  9. Cool, I live in Tampines too. But given the location and behaviour you describe I have an idea what you might have seen - it's probably different from the one I saw. It might have not been a hornet but a Megascolia (a large ground wasp, sometimes known as a mammoth wasp). These things can make even Vespa mandarinia look small at times! Since you say it makes Polistes gigas look like a housefly, I'm guessing that's what you saw. Vespa soror queens are larger than P. gigas, but not all that much. Tampines Eco Green doesn't have the kind of habitat a true giant hornet would be found in, being more open grassland coupled with ponds. On the other hand, I've seen a few of these Megascolia there, including one with a yellow head and an all-black body. Also, when disturbed, they might tend to fly towards you or circle you, which makes them seem aggressive, but in fact it's just an attempt to get their bearings. So the next time you see it, don't worry. Do try to bring a camera along next time and take photos of whatever you see!

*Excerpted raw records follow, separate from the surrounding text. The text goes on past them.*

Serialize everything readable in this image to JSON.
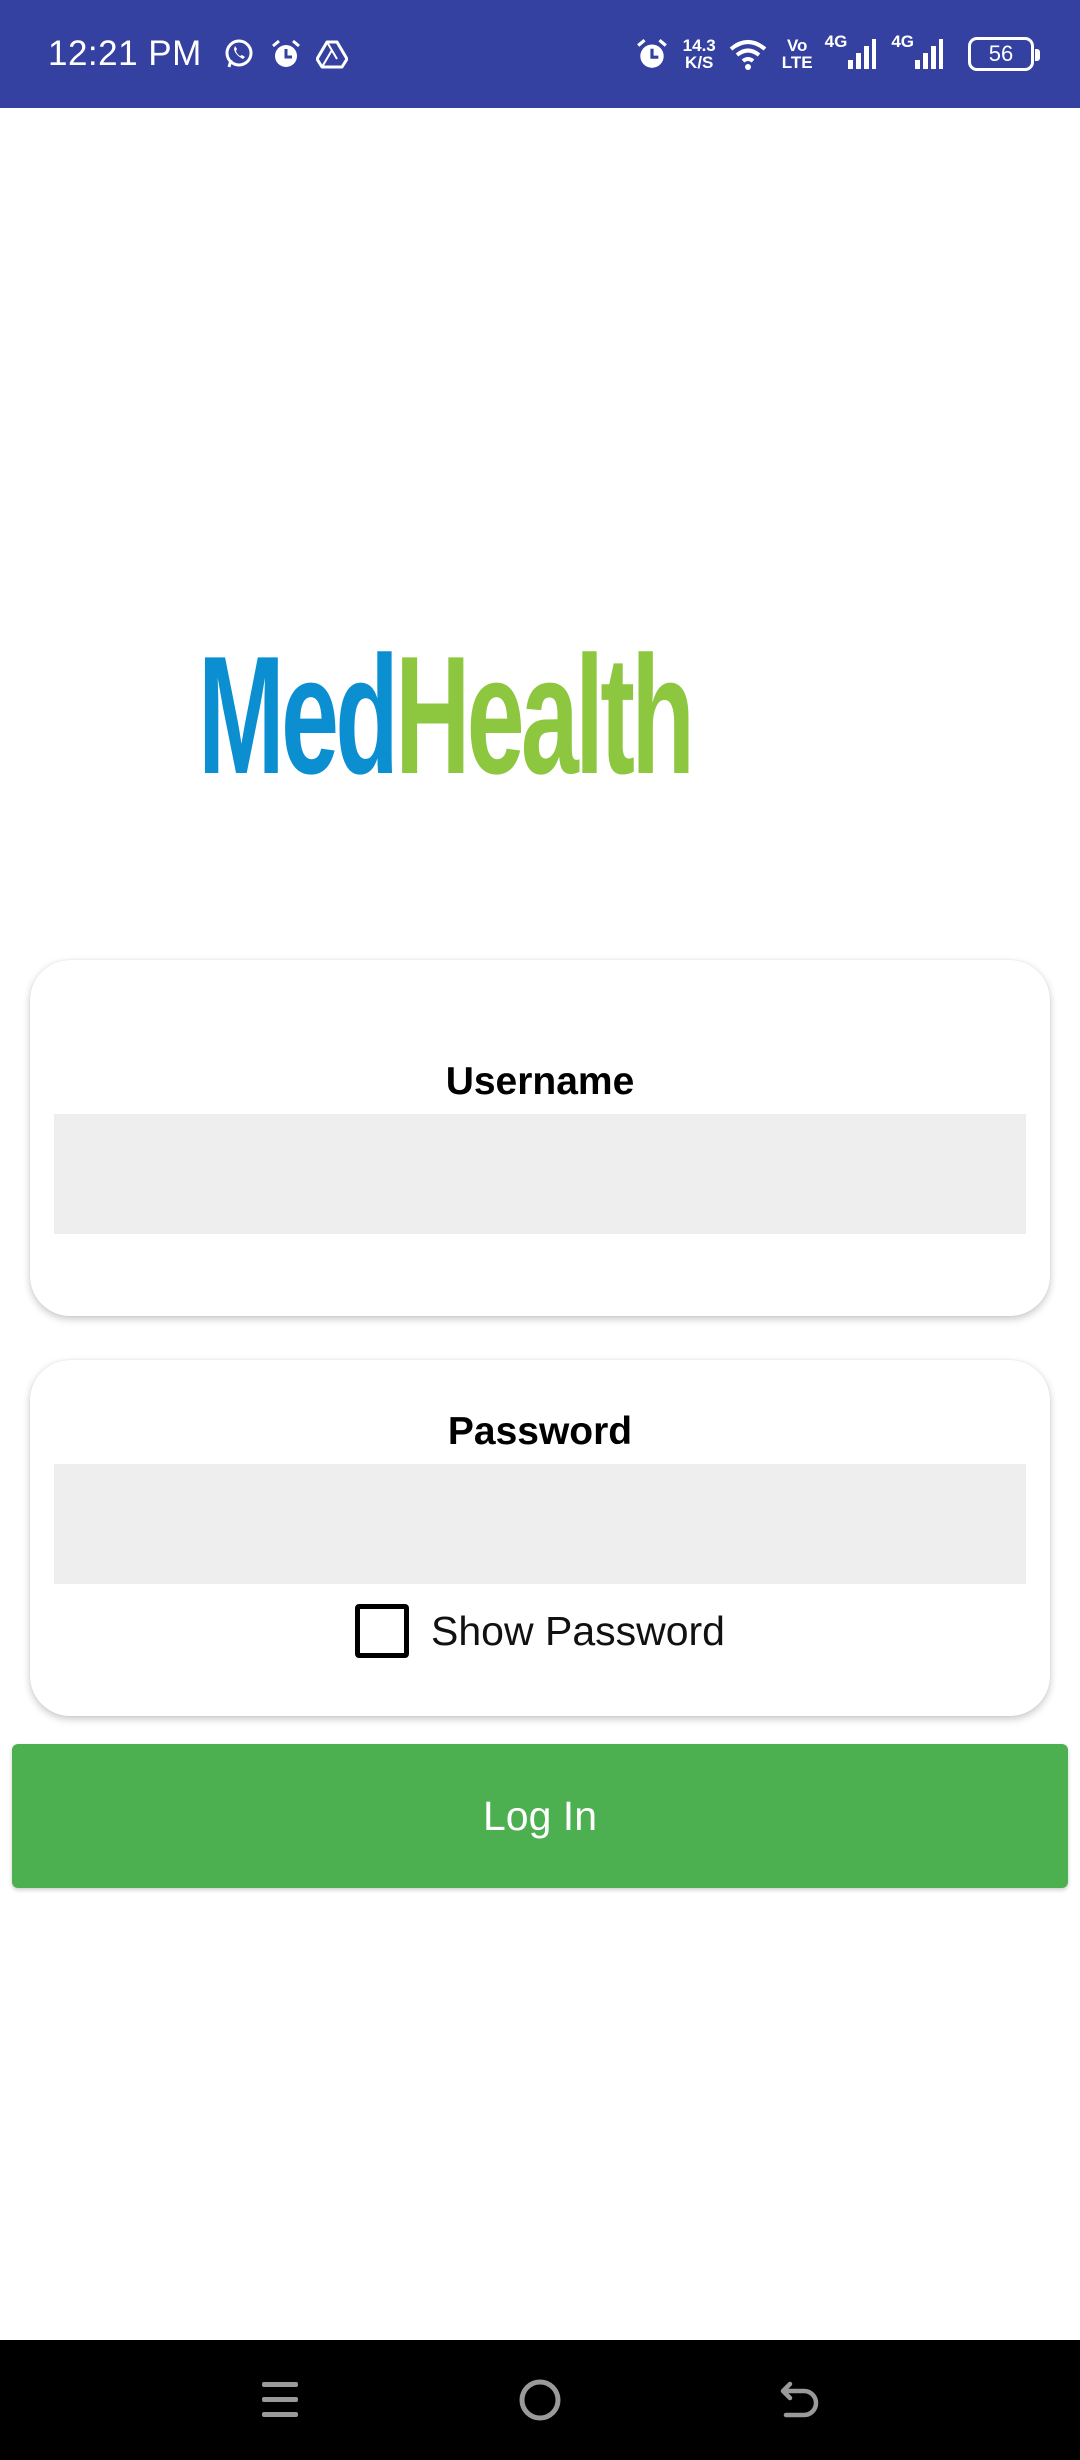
{
  "status_bar": {
    "time": "12:21 PM",
    "icons_left": [
      "whatsapp-icon",
      "alarm-icon",
      "drive-icon"
    ],
    "net_speed_value": "14.3",
    "net_speed_unit": "K/S",
    "volte_top": "Vo",
    "volte_bottom": "LTE",
    "sim1_label": "4G",
    "sim2_label": "4G",
    "battery": "56"
  },
  "logo": {
    "part1": "Med",
    "part2": "Health",
    "color_med": "#0b8fd0",
    "color_health": "#8dc63f"
  },
  "form": {
    "username_label": "Username",
    "username_value": "",
    "password_label": "Password",
    "password_value": "",
    "show_password_label": "Show Password",
    "show_password_checked": false,
    "login_label": "Log In"
  },
  "colors": {
    "status_bar": "#3441a0",
    "login_button": "#4caf50",
    "input_background": "#eeeeee"
  },
  "nav_bar": {
    "buttons": [
      "menu-icon",
      "home-icon",
      "back-icon"
    ]
  }
}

  10. Albida is right, that's V. bicolor citriventris, the darker form found in more northerly regions of China and India. I'll try to dig up more photos when I can. It is interesting to note that some V. bicolor in Hong Kong do have this colouration, even in a nest with more "normal" individuals. I have also seen this strange case in Hong Kong, where V. velutina (nigrithorax) have a totally black thorax. However, in a nest I collected, a few individuals had reddish markings on the thorax, looking somewhat like Taiwanese or Southeast Asian colour forms, while others in the nest were normal.
  11. Hi Venomman321, which part of Singapore do you live in, and where did you see that hornet? That sounds interesting - I saw a similar hornet on two or three occasions a few years back but never managed to catch it. But I find it strange that it would have chased you - single hornets don't generally attack.
  12. My deepest condolences, Jeremy. Take as much time as you need.
  13. Terry, I'm really honoured that you think so highly of my book! I have seen that book online. I am pretty sure John sent me a copy. I was moving at the time so I did not know if I'd get it or not so I had it sent to my folks address. Terry, was there a lot written on V. flaviceps in thast book? In fact what was written on V. flaviceps in that book? Not very much has been written on the nominate flaviceps population at all. This would be a great help to my notes on V. flaviceps nom. sp. Anthony, have you completed your move? If you have, I could send you another copy. Drop me an email and give me your current address. There wasn't much on V. flaviceps in that book, since I hadn't found any colonies yet at the time of publication. I only described the behaviour of workers in the wild as well as their rarity and strange seasonality (I've seen both new queens and workers during all seasons of the year in the past).
  14. Michael, this might have come late, but hang in there! You have my deepest condolences, and take comfort that your grandpa is in a better place. Hope all will be well with you and your family.
  15. Welcome back, Jeremy!